Please use this identifier to cite or link to this item:
|Title:||Long-term effects of beach nourishment on the benthic fauna of Panama City Beach, Florida|
|Authors:||Mote Marine Laboratory (Sarasota, Fla.)|
Culter, J. K.
Makātēva Ayyar, S.
|Keywords:||Beach nourishment effects|
Panama City Beach
|Publisher:||Coastal Engineering Research Center (U.S.)|
Engineer Research and Development Center (U.S.)
|Series/Report no.:||Miscellaneous report (Coastal Engineering Research Center (U.S.)) ; no. 82-2.|
Abstract: The long-term effects of beach nourishment on the benthic infauna and surface sediments of Panama City beaches were investigated. Forty-seven stations located on nine transects between West Pass and Philips Inlet, and two nourishment borrow sites were sampled in November-December 1979 and May 1980. The data collected were compared to prenourishment base-line information collected by Saloman (1976). Abiotic parameters, water temperature, dissolved oxygen and salinity were measured. Sediments were analyzed for particle-size distribution, percent organic carbon and percent carbonate. Benthic macroinvertebrates were represented by 162 taxa of 14 major animal phyla. Species composition and faunal densities varied seasonally. Polychaetes and amphipods were the most abundant animal groups; a small number of species were dominant at nearly all stations. Species diversity was lowest in the swash zone and sandbar stations and highest offshore. Sediment composition was similar to that of Saloman's (1976) study within limits of sampling and processing errors. Faunal composition was found to be different from 1976 but was attributed to normal seasonal and spatial variations. Based on benthic community analyses and sediment parameters, no significant differences were found between nourishment borrow sites and surrounding areas and in the nearshore areas where beach nourishment was conducted.

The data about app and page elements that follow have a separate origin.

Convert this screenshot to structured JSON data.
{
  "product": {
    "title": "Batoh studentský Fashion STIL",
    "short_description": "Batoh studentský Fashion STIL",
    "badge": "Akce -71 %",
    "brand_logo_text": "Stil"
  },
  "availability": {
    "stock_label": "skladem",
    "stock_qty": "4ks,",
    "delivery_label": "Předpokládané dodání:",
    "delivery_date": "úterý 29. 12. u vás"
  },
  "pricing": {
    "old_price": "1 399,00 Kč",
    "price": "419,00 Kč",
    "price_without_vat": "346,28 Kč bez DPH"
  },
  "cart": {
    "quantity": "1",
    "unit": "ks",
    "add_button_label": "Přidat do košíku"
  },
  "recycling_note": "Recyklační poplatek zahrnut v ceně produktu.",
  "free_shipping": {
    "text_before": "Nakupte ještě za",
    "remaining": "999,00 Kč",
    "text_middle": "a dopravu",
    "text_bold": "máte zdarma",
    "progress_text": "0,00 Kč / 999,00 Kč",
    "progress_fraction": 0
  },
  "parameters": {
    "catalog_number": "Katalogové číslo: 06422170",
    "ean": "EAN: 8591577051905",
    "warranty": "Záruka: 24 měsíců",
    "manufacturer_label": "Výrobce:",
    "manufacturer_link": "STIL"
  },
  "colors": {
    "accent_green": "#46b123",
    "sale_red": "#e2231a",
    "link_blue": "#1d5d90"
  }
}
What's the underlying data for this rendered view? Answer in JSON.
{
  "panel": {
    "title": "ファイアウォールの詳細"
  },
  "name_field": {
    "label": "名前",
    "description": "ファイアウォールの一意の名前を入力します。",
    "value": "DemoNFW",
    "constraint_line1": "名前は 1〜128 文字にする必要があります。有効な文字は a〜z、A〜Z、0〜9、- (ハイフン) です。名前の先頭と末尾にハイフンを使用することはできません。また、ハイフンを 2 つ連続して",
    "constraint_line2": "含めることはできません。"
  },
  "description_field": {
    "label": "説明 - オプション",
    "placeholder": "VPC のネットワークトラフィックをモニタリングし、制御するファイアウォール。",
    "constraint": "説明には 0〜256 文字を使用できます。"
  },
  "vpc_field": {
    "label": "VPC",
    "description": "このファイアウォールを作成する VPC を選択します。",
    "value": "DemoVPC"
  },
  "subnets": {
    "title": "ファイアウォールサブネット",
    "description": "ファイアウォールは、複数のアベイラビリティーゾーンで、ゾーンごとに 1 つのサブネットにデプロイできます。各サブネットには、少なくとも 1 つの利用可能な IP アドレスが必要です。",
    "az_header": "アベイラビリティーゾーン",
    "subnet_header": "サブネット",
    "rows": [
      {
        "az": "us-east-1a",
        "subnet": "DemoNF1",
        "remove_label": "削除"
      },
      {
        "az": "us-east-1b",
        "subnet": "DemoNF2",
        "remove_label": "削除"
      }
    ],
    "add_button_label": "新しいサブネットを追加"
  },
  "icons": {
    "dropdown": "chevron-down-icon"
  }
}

No long-term adverse effects of beach nourishment were detected.
|Appears in Collections:||Miscellaneous Report|